From The Mountain King ballet suite, we’ll hear the “Invocation,” “Summer Rain,” and “Herdmaiden’s Dance.” The Royal Stockholm Philharmonic Orchestra is conducted by Neeme Järvi on a BIS recording.

MUSIC:
Alfén: The Mountain King: Invocation, Summer Rain, Herdmaiden’s Dance performed by the Royal Stockholm Philharmonic Orchestra under Neeme Järvi. [BIS-CD-725, Tracks 5, 7, and 8]
[10:19]

Three of the four movements from Hugo Alféns The Mountain King Suite, performed by the Royal Stockholm Philharmonic Orchestra conducted by Neeme Järvi.

So far in this hour devoted to “Musical Mountains” we have confined ourselves to classical music. But folkmusic also has its share of mountain-inspired music, as does popular music and Broadway musicals. So let’s listen next to She’ll Be Coming ‘Round the Mountain When She Comes, sung by Pete Seeger; Rocky Mountain High, sung by John Denver; and Rodgers and Hart’s Mountain Greenery, sung by Ella Fitzgerald.

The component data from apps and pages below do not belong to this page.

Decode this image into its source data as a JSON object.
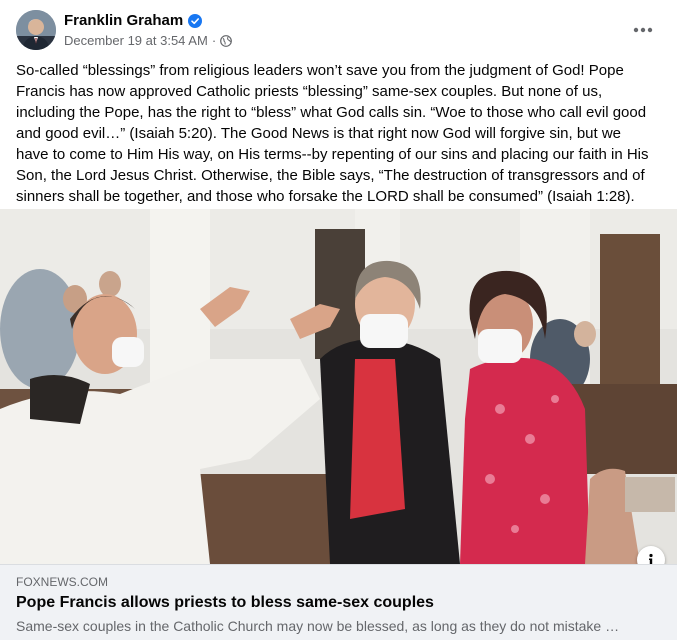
{
  "post": {
    "author": "Franklin Graham",
    "date": "December 19 at 3:54 AM",
    "separator": "·",
    "body": "So-called “blessings” from religious leaders won’t save you from the judgment of God! Pope Francis has now approved Catholic priests “blessing” same-sex couples. But none of us, including the Pope, has the right to “bless” what God calls sin. “Woe to those who call evil good and good evil…” (Isaiah 5:20). The Good News is that right now God will forgive sin, but we have to come to Him His way, on His terms--by repenting of our sins and placing our faith in His Son, the Lord Jesus Christ. Otherwise, the Bible says, “The destruction of transgressors and of sinners shall be together, and those who forsake the LORD shall be consumed” (Isaiah 1:28).",
    "icons": {
      "verified": "verified-badge-icon",
      "audience": "globe-icon",
      "more": "more-options-icon",
      "info": "info-icon"
    }
  },
  "link_preview": {
    "domain": "FOXNEWS.COM",
    "title": "Pope Francis allows priests to bless same-sex couples",
    "description": "Same-sex couples in the Catholic Church may now be blessed, as long as they do not mistake …"
  },
  "colors": {
    "verified": "#1877f2",
    "secondary_text": "#65676b",
    "link_box_bg": "#f0f2f5"
  }
}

MUSIC:
Traditional: She’ll Be Coming ‘Round the Mountain When She Comes, sung by Pete Seeger from his album “American Folk Songs for Children” [mp3 download from Amazon.com]
[1:56]

MUSIC:
John Denver singing Rocky Mountain High [mp3 download from Amazon.com]
[4:45]

MUSIC:
Rodgers and Hart: Mountain Greenery sung by Ella Fitzgerald [Verve e 314 537 258-2, Disc Two, Track 10]
[2:18]

Ella Fitzgerald sang Rodger’s and Hart’s Mountain Greenery. That was preceded by John Denver singing Rocky Mountain High, and Pete Seeger singing She’ll Be Coming ‘Round the Mountain When She Comes.

Our “Musical Mountains” theme will conclude with Climb Every Mountain from Rodgers and Hammerstein’s The Sound of Music from the original soundtrack recording remastered by RCA.

MUSIC:
Rodgers and Hammerstein: Climb Every Mountain from The Sound of Music [RCA PCD1-2005, Tracks 8 and 16]
[3:41]

Climb Every Mountain from the motion picture soundtrack of The Sound of Music by Rodgers and Hammerstein.

And that concludes our tribute to “Musical Mountains” on Compact Discoveries. If you missed any of this program or would like to hear it again, go to compactdiscoveries.com on the internet, where you’ll find links to stream Compact Discoveries programs on demand without charge. There you’ll also find information on every recording used in every program.

I’d like to thank Anne Bodin of Ashland, Oregon, for suggesting this “Musical Mountains” theme. This is Fred Flaxman thanking YOU for listening.

MUSIC: (reprise) Rodgers and Hammerstein: Climb Every Mountain from The Sound of Music [RCA PCD1-2005, Track 16] [1:20]

MUSIC:
ends at 57:30

ANNOUNCER
(Steve Jencks): Compact Discoveries is made possible in part by Story Book Publishers and their latest offering, a tongue-in-cheek memoir by Compact Discoveries host Fred Flaxman called “Sixty Slices of Life ... on Wry: The Private Life of a Public Broadcaster.” Information and ordering at sixtyslices.com. And by the financial support of Isabel and Marvin Leibowitz, and an anonymous donor from Palm Beach, Florida. And by contributions to public radio station by listeners like you. Thank you. [0:30]

Total Program Timing: 58:00